Sinclair Ross, A Canadian writer, wrote while he worked as a banker until his retirement. Ross's parents divorced when he was young, and he lived with his mother. Despite Ross never marrying, he often wrote about married life.
The story "The Lamp at Noon" takes place during the depression probably in the "Dust Bowl." The winds and drought were so severe that nothing could be grown;consequently, farmers had to abandon their lands. This is the setting for the story. The narration is third person omniscient because the reader sees into the thoughts of the characters: the wife, Ellen; the husband, Paul; and the baby. The atmosphere is bleak and dark. The writer's word choice brings the experience of this terrible phenomenon of nature to life. The author's language and descriptions detail the wind and its horrendous results on the farm. Using personificiaton and a simile, Ross explains:
...wind sprang inside the room, distraught like a bird that has felt the graze of talons on its wing; while furious the other wing shook the walls.
The perception of the couple's situation is so important to recognizing their misery. Everything circulates around the wind, the dust, and the drought.
Both of the main characters are despondent. Ellen's life prior to her marriage had been comfortable. Her father owned a store in town. Now, she is distraught. She feels alone isolated, angry, hurt, and most importantly, hopeless. More than once, Ellen tells Paul that they have no future on the farm. Nothing will grow; he has tried and the environment only beats him back. Her baby coughs and cries constantly. Begging for his attention, Ellen tries to communicate her feelings to her husband.
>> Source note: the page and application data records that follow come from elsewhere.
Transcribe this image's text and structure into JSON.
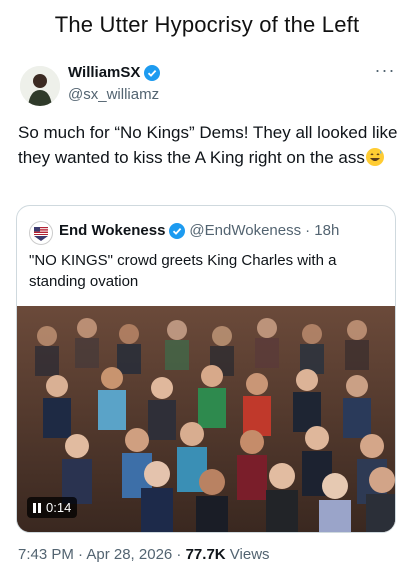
{
  "headline": "The Utter Hypocrisy of the Left",
  "tweet": {
    "author_name": "WilliamSX",
    "author_handle": "@sx_williamz",
    "text": "So much for “No Kings” Dems! They all looked like they wanted to kiss the A King right on the ass",
    "emoji": "grinning-sweat-emoji",
    "timestamp": "7:43 PM · Apr 28, 2026 · ",
    "views_count": "77.7K",
    "views_label": " Views"
  },
  "quoted": {
    "author_name": "End Wokeness",
    "author_handle": "@EndWokeness",
    "age": "· 18h",
    "text": "\"NO KINGS\" crowd greets King Charles with a standing ovation",
    "video_duration": "0:14"
  },
  "colors": {
    "verified": "#1d9bf0",
    "secondary_text": "#536471",
    "border": "#cfd9de"
  }
}
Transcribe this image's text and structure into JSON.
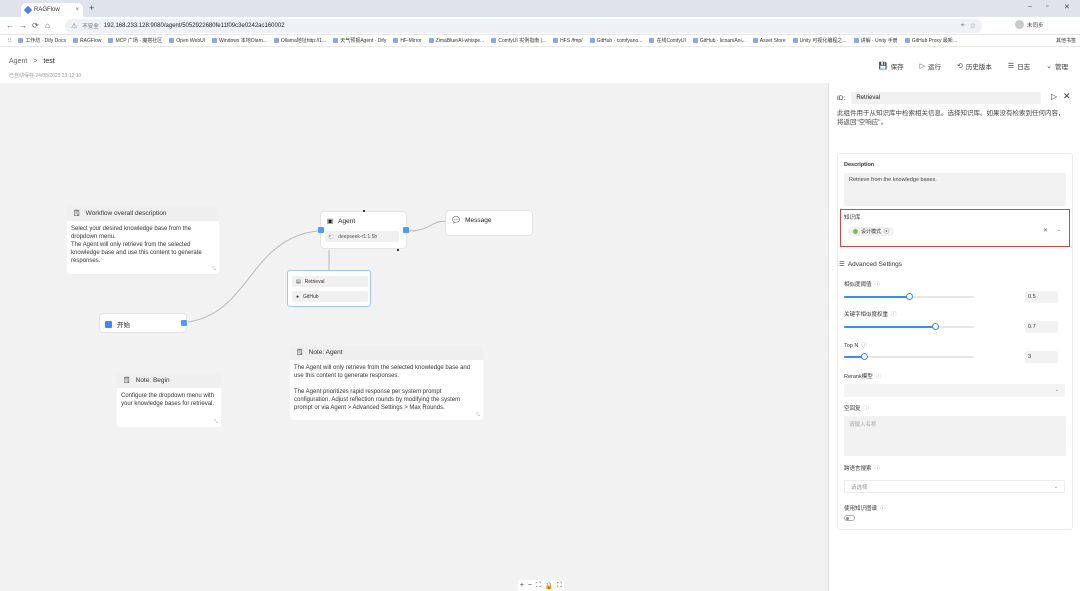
{
  "browser": {
    "tab_title": "RAGFlow",
    "tab_close": "×",
    "new_tab": "+",
    "window_controls": [
      "–",
      "▫",
      "✕"
    ],
    "insecure_label": "不安全",
    "url": "192.168.233.128:9080/agent/5052922680fe11f09c3e0242ac160002",
    "profile_label": "未同步",
    "nav": [
      "←",
      "→",
      "⟳",
      "⌂"
    ],
    "bookmarks": [
      "工作坊 · Dify Docs",
      "RAGFlow",
      "MCP 广场 · 魔搭社区",
      "Open WebUI",
      "Windows 本地Olam...",
      "Ollama地址http://1...",
      "天气预报Agent · Dify",
      "HF-Mirror",
      "ZimaBlue/AI-whispe...",
      "ComfyUI 实例指南 |...",
      "HFS /fmp/",
      "GitHub · comfyano...",
      "在线ComfyUI",
      "GitHub · licoan/Ani...",
      "Asset Store",
      "Unity 可视化编程之...",
      "讲解 · Unity 手册",
      "GitHub Proxy 最新..."
    ],
    "bookmarks_right": "其他书签"
  },
  "header": {
    "breadcrumb_root": "Agent",
    "breadcrumb_sep": ">",
    "breadcrumb_current": "test",
    "saved_text": "已自动保存 24/08/2025 23:12:10",
    "actions": [
      "保存",
      "运行",
      "历史版本",
      "日志",
      "管理"
    ],
    "action_icons": [
      "💾",
      "▷",
      "⟲",
      "☰",
      "⌄"
    ]
  },
  "canvas": {
    "note_workflow": {
      "title": "Workflow overall description",
      "body": "Select your desired knowledge base from the dropdown menu.\nThe Agent will only retrieve from the selected knowledge base and use this content  to generate responses."
    },
    "note_begin": {
      "title": "Note: Begin",
      "body": "Configure the dropdown menu with your knowledge bases for retrieval."
    },
    "note_agent": {
      "title": "Note: Agent",
      "body": "The Agent will only retrieve from the selected knowledge base and use this content  to generate responses.\n\nThe Agent prioritizes rapid response per system prompt configuration. Adjust reflection rounds by modifying the system prompt or via Agent > Advanced Settings > Max Rounds."
    },
    "node_begin": "开始",
    "node_agent": "Agent",
    "agent_model": "deepseek-r1:1.5b",
    "node_message": "Message",
    "tools": [
      "Retrieval",
      "GitHub"
    ],
    "zoom_controls": [
      "+",
      "−",
      "⛶",
      "🔒",
      "⛶"
    ]
  },
  "panel": {
    "id_label": "ID:",
    "id_value": "Retrieval",
    "description_text": "此组件用于从知识库中检索相关信息。选择知识库。如果没有检索到任何内容，将返回\"空响应\"。",
    "desc_label": "Description",
    "desc_value": "Retrieve from the knowledge bases.",
    "kb_label": "知识库",
    "kb_tag": "设计模式",
    "adv_label": "Advanced Settings",
    "similarity_label": "相似度阈值",
    "similarity_value": "0.5",
    "similarity_fraction": 0.5,
    "keyword_label": "关键字相似度权重",
    "keyword_value": "0.7",
    "keyword_fraction": 0.7,
    "topn_label": "Top N",
    "topn_value": "3",
    "topn_fraction": 0.15,
    "rerank_label": "Rerank模型",
    "empty_label": "空回复",
    "empty_placeholder": "请输入名称",
    "crosslang_label": "跨语言搜索",
    "crosslang_placeholder": "请选择",
    "kg_label": "使用知识图谱",
    "accent_color": "#3d8bf2",
    "highlight_color": "#d64545"
  }
}
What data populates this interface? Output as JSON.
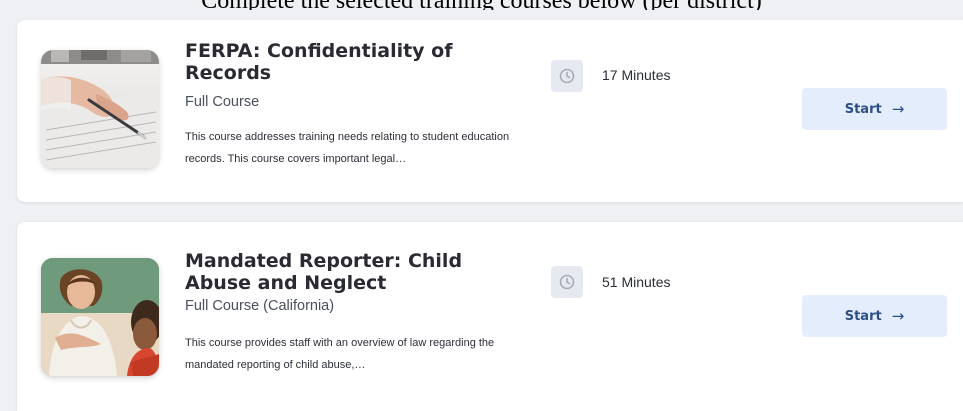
{
  "header": {
    "partial_text": "Complete the selected training courses below (per district)"
  },
  "courses": [
    {
      "title": "FERPA: Confidentiality of Records",
      "type": "Full Course",
      "description": "This course addresses training needs relating to student education records. This course covers important legal…",
      "duration": "17 Minutes",
      "start_label": "Start",
      "arrow": "→",
      "icon": "clock-icon",
      "image": "hand-writing-on-paper"
    },
    {
      "title": "Mandated Reporter: Child Abuse and Neglect",
      "type": "Full Course (California)",
      "description": "This course provides staff with an overview of law regarding the mandated reporting of child abuse,…",
      "duration": "51 Minutes",
      "start_label": "Start",
      "arrow": "→",
      "icon": "clock-icon",
      "image": "teacher-in-classroom"
    }
  ],
  "colors": {
    "page_background": "#eef0f4",
    "card_background": "#ffffff",
    "button_background": "#e4edfb",
    "button_text": "#2c4f86",
    "clock_box": "#e6e9ef"
  }
}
I can't stand it any longer. He cries all the time. You will go Paul-say you will. We aren't living here-not really living.
No marriage can withstand such lack of communication.
For five years, Paul has worked hard to make his farm profitable. He knows that his family is barely surviving. His animals are suffering. Tired of arguing with Ellen, he retreats to his sanctuary, the barn. His manhood and self-respect refuse to give in to her request to try something different. Her father offered him a job. Blindly, Paul avoids his wife's pleas.
Toward the end of the story, the wind does subside. When Paul looks at his crops, all he sees are the results of the wind storm: black, barren fields. Still, he feels more loyalty to the land than to his wife.
Ellen is tired of fighting the dust. All she can think of is getting out. She tries to make Paul see her point of view. She pleads with him. In contrast, obviously, Paul does love his family; however, his pride prevents him from listening to her depression, loneliness, and misery. He thinks only of his connection to his land. He hears his wife, but he does not listen. Unfortunately, his dismissal of her complaints leads to a tragic ending.
When Paul returns to the house, he finds his wife and baby gone. Finally after searching, he finds them. The baby is dead, and Ellen appears out of her mind. Unable to cope with the loss of the child, Ellen tries to relate to her husband:
You're right Paul..You said tonight we'd see the storm go down. ...Tomorrow will be fine.
For this couple, the future will not be satisfactory. The lack of communication and pride have taken their child. The marriage may be irretrievably lost as well.